Living on One Dollar a Day in Guatemala

From studying poverty stats in a classroom to experiencing it first hand – nothing could have prepared Zach, Chris and their cameramen for the realities of facing hunger and sickness without the comfort of going to a nearby ATM. To simulate situations that many rural Guatemalans face, the four men doled out their money sporadically and at different amounts–some days would find them with no money while others would find them with $4 to their name. Even in the face of a health emergency, they never faltered in their commitment to this project, replicating the problems faced by Guatemalans everyday.

While the idea of a documentary that shines light on socioeconomic issues around the world isn’t new, it is the surprisingly uplifting tone of this film that leaves a lasting impression. Rather than leave the viewer hanging their head in shame over their first world problems, Living on One Dollar shines light on an important issue while also celebrating the beauty of humanity. Perhaps the most touching part of this documentary is the generosity found in the men’s neighbours who, despite not having two coins to rub together, never hesitate to cook them dinner or help them in any way they can.

11194655164_37af8f907f_k (1)

Through the camera lens of this film we see more than the adversity the filmmakers face but gain insight into the impoverished conditions that local Guatemalans live in. They have to make difficult choices, like sending children off to school or to work in the fields to earn money.

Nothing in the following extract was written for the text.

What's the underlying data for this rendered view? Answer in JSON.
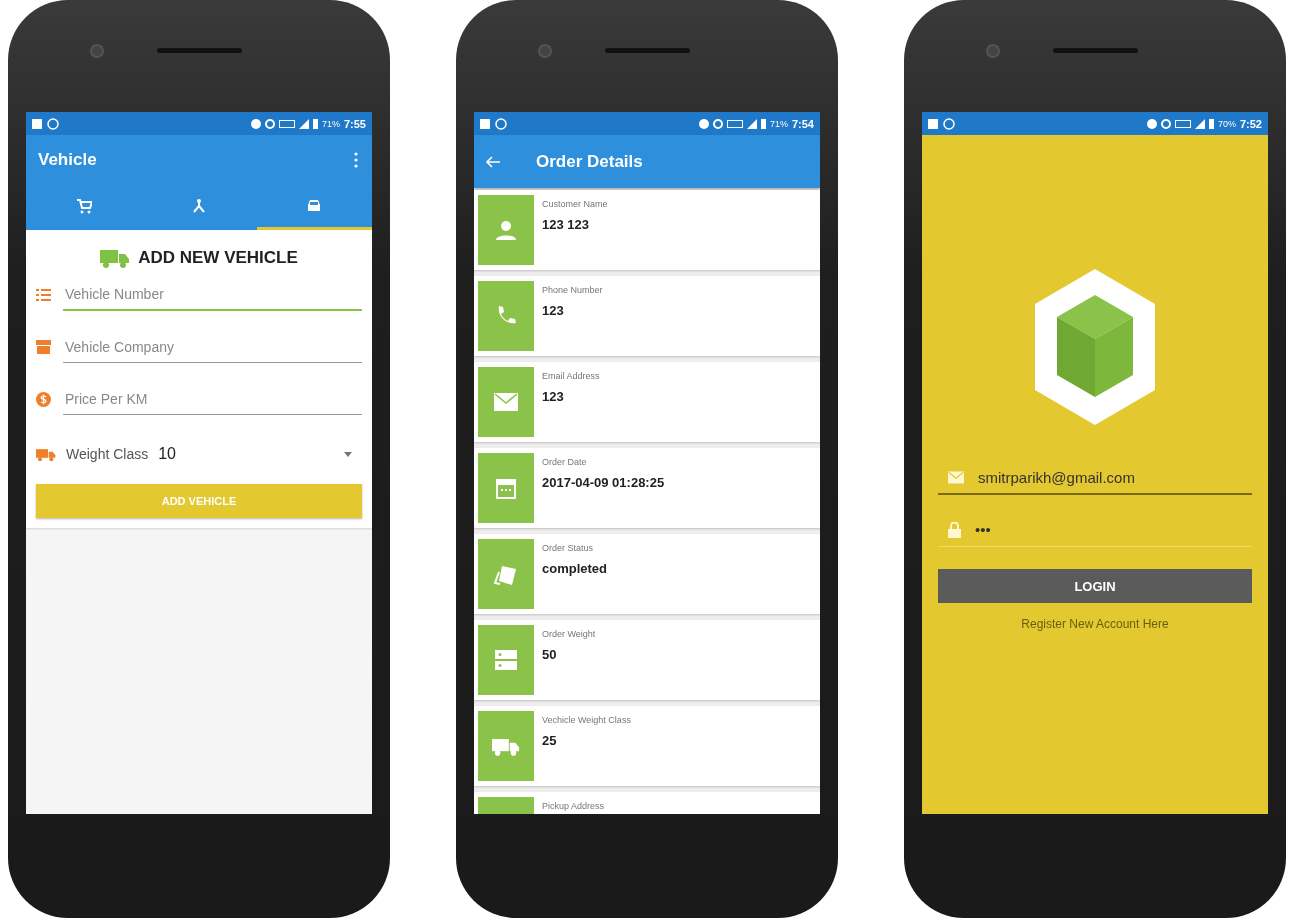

The difference a mere $100 loan from a local financial institution makes is incredible as locals go on to start their own businesses or earn an education.

Often in my travels I am left with an overwhelming sense of desire to step outside my life and make a difference. Whether that means volunteering my time or simply writing posts that shine light on global issues, it is inspiring to watch Living on One Dollar and see how far Zach and Chris went to draw attention to a growing concern for people around the world.

The film is now on Netflix – find out more on their website.